I returned last night to check out the rest of the Spaceflight Museum in Second Life. In my first visit, I remarked that this sim showed the enormous potential of Second Life for education. What I didn’t mention was the power of Second Life to inspire and evoke powerful feelings.
Last night, my friend Beckto Babcock and I were zooming around the Museum, checking out all the rockets and cool toys — like a simulation of a mechanical arm used to manipulate satellites that you can operate by remote control. Then we headed to a rocket that we could board and lift off to an orbitting space station. The visual and sound effects simulating sitting in the rocket’s cockpit, leaving the atmosphere and docking with the station were impressive.
From the orbitting station, you get a near orbit view of the Earth laid out below you. Then from there, you can teleport around the solar system, getting up-close views of all the planets. You can not help but feel more peaceful "up there" with the stars twinkling around you in the black. We ran into a couple making out around Mercury, which seemed like a natural thing to do.
Standing before the immense orb of Jupiter, I was struck by the power of these 3D simulations to elicit awe and wonder. Obviously the volunteer creators of these planet simulations were motivated by that same spirit to painstakingly re-create these celestial bodies.
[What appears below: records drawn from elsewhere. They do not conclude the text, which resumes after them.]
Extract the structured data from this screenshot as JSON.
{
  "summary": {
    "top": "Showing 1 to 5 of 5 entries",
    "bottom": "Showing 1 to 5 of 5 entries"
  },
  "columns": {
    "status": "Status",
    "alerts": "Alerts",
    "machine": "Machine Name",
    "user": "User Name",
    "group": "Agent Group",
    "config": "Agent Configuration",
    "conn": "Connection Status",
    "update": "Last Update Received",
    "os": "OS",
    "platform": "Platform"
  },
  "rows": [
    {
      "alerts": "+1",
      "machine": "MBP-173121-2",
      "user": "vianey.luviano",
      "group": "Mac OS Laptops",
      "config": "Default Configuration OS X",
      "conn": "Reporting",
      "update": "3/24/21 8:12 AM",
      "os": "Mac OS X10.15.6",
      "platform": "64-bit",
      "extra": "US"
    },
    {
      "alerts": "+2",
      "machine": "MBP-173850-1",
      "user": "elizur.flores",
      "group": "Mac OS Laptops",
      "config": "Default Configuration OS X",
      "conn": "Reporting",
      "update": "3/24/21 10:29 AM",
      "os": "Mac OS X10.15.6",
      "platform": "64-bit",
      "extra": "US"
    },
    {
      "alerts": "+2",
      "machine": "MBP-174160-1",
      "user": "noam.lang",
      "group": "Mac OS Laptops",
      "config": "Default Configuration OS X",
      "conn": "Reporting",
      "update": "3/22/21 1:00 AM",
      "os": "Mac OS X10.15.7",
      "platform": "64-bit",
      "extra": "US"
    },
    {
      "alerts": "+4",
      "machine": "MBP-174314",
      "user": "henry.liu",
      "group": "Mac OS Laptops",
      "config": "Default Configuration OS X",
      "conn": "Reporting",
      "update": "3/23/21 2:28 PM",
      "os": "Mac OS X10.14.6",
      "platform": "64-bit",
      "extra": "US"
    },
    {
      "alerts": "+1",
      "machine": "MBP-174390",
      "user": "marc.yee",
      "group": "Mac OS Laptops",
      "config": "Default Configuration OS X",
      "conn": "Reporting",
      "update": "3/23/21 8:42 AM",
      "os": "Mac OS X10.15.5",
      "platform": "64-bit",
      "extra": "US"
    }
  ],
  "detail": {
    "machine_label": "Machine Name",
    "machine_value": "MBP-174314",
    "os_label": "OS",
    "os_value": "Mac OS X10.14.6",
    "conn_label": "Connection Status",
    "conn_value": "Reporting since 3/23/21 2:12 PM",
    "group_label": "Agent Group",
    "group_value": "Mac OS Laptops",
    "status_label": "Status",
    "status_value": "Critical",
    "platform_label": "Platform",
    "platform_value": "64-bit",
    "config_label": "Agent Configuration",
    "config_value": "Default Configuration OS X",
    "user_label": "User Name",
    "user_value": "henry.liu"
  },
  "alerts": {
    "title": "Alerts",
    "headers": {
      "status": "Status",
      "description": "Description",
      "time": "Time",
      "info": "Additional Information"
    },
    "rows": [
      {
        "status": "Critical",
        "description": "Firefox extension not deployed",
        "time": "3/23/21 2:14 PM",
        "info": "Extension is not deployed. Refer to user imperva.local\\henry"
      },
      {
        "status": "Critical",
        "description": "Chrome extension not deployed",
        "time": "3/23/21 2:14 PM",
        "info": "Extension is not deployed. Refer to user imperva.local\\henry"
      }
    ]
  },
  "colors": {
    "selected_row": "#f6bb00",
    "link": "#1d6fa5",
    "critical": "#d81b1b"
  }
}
Ultimately education is more than just the imparting of facts and data. It’s supposed to be about opening up minds to new worlds and nurturing that creative and exploratory spark that everyone has. An inspired teacher, a good book, a well-made movie, a museum can all play a role in this. If CSI can lead to explosive rates of enrollment in schools of forensic science, there’s no reason why a 3D simulation of rockets and the solar system can’t encourage the next generation of rocket scientists and astronauts.